This saripalka was collected in 1987 by Henry Stobart during a research visit to the Potosi region of Southern Bolivia. Stobart suggests two possible derivations for the instrument's name, the first that it is named after a dance, the second that it is named after the village of Saripalka, near Toropalka in the Potosi region. The history of the village lends weight to this argument, as it was traditionally the place where the melodies for carnival were collected, with representatives from other villages visiting annually to learn the melodies for the coming celebrations. The saripalka is played with the malichu (M24f-1987 is an example of this instrument), both of which are duct flutes of similar design. The malichu is half the length of the saripalka and plays an octave higher, always playing the same line in parallel octaves. The saripalka and malichu are only played during the rainy season, between Christmas and carnival, and the instruments themselves must be wetted before use in order to function at their best.

Collection Information

These objects are only a part of our collections, of which there are more than 350,000 objects. This information comes from our collections database. Some of this is incomplete and there may be errors. This part of the website is also still under construction, so there may be some fields repeated or incorrectly formatted information.

The database sometimes uses language taken from historical documents to help research, which may now appear outdated and even offensive. The database also includes information on objects that are considered secret or sacred by some communities.
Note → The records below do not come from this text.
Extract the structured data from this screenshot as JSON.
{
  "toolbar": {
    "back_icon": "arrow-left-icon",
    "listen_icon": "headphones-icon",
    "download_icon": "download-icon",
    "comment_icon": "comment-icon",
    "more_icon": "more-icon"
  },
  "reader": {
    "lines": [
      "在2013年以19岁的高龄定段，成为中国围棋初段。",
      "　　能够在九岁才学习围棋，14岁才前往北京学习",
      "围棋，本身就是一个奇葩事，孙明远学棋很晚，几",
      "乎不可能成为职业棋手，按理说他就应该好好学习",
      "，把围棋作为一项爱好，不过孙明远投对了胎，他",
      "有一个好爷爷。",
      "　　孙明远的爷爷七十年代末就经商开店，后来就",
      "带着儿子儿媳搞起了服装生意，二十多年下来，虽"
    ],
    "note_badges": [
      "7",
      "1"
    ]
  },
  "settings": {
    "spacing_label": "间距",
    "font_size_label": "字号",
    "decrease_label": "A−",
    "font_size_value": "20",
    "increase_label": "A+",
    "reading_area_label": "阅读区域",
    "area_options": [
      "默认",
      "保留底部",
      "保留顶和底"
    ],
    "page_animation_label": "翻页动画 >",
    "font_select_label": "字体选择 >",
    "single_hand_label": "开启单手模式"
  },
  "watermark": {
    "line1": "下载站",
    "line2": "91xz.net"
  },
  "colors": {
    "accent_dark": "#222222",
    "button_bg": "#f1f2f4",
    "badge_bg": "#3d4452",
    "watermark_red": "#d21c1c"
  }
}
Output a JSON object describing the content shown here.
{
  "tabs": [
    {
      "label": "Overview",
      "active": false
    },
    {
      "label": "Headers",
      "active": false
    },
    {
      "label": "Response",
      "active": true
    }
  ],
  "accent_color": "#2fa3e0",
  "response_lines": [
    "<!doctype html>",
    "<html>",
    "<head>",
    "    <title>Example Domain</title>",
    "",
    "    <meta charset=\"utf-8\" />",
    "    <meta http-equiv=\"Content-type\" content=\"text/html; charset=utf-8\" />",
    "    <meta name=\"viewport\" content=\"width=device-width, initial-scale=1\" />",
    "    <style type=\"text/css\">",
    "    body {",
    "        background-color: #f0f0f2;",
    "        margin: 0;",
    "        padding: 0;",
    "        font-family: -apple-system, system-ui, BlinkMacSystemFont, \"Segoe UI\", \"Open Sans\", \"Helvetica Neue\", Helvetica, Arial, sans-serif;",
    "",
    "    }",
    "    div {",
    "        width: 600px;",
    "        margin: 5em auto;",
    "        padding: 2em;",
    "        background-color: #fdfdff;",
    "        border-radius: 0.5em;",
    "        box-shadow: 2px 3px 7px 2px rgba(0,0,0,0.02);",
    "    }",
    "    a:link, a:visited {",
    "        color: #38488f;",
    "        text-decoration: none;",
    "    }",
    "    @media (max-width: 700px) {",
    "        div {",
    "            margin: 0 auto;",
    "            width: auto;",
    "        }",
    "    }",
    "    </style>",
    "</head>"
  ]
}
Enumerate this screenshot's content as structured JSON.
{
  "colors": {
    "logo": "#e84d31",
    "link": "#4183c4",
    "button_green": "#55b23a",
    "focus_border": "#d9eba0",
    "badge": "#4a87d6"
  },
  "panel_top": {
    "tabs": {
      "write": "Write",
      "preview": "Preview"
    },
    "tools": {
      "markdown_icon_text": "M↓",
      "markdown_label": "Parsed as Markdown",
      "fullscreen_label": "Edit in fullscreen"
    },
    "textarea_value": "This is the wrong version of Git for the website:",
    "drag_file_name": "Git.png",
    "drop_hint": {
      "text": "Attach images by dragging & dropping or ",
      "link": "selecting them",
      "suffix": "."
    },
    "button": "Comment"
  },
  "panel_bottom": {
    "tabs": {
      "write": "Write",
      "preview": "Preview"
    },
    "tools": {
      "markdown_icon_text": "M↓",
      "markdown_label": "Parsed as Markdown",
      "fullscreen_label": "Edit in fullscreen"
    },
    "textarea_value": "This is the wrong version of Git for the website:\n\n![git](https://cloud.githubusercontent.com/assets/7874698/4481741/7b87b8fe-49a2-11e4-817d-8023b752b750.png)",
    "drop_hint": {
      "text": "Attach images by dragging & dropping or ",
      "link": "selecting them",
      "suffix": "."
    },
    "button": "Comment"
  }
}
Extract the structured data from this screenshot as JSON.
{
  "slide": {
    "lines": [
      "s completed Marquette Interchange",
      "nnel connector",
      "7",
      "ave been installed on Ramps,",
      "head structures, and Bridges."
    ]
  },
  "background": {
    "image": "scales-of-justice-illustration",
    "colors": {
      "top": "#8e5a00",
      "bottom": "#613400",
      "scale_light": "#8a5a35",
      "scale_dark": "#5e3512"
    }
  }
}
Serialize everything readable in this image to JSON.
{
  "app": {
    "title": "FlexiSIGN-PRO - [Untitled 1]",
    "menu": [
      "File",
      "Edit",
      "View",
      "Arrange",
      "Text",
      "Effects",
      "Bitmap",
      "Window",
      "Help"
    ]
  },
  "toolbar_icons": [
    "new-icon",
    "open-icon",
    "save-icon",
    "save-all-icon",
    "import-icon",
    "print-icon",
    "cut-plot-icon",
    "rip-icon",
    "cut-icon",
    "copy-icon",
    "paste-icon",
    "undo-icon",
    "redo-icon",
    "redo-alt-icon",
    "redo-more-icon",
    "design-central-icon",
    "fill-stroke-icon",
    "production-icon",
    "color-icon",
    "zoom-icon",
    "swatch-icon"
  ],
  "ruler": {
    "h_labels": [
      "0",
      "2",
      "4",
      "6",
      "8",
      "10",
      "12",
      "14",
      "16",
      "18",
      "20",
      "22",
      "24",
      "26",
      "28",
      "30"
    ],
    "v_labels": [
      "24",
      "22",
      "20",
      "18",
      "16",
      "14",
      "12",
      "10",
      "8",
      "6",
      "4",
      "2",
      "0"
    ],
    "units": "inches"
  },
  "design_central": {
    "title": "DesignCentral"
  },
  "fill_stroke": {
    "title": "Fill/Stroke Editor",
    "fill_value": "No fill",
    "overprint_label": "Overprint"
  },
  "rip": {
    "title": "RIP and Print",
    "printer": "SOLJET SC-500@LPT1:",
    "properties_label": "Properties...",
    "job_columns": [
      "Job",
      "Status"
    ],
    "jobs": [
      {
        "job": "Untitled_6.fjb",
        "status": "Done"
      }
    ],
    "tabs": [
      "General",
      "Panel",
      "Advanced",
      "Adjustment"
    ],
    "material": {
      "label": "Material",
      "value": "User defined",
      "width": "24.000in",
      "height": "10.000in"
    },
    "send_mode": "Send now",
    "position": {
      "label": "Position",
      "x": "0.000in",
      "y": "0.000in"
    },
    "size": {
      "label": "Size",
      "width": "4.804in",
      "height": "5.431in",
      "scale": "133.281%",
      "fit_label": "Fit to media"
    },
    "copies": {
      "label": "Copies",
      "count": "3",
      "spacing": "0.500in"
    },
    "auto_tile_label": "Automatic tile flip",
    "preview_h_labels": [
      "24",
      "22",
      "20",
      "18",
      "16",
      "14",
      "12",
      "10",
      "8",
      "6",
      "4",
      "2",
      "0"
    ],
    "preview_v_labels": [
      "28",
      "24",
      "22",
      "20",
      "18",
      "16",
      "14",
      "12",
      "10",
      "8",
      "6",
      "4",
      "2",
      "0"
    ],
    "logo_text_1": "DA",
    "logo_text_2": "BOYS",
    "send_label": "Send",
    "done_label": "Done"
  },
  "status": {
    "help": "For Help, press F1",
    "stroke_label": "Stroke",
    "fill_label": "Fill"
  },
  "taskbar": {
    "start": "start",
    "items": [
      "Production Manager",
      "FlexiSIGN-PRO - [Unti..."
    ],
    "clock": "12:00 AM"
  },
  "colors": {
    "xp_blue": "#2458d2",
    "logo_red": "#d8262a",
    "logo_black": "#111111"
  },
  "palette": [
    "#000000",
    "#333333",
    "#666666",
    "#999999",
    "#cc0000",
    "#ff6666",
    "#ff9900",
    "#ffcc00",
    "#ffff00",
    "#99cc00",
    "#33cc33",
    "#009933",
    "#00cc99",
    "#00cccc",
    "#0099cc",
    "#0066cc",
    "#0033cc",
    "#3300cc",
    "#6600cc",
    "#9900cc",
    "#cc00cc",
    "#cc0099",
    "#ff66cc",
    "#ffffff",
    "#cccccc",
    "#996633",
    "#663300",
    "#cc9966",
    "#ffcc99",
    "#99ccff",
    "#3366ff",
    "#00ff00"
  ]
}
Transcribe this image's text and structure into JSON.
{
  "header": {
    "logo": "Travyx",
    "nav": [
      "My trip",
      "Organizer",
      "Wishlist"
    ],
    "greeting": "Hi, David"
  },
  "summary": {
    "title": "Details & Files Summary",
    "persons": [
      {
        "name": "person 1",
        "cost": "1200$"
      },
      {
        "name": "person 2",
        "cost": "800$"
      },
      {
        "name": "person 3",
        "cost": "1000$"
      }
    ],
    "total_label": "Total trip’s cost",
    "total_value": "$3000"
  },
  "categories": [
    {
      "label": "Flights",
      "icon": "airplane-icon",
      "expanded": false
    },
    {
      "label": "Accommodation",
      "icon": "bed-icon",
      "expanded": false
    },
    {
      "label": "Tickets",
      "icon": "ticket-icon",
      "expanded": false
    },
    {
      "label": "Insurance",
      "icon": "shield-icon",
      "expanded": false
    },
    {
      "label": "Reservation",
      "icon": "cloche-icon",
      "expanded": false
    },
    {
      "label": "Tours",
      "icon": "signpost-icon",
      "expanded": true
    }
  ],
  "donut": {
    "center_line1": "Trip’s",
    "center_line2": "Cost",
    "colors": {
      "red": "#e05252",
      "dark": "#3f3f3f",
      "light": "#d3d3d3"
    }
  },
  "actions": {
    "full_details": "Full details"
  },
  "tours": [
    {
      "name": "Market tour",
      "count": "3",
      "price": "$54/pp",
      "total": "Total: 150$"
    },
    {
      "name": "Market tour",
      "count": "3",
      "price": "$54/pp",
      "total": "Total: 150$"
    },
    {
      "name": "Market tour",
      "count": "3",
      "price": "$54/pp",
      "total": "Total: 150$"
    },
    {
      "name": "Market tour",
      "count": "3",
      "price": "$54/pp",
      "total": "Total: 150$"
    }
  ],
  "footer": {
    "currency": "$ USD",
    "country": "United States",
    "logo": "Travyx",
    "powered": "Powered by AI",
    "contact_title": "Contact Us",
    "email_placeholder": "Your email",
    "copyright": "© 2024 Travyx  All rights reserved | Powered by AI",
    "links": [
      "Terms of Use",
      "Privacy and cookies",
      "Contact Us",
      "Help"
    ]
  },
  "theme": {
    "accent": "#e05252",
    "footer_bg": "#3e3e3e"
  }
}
If you have any further information about objects in our collections or can suggest corrections to our information, please contact us: enquiry@horniman.ac.uk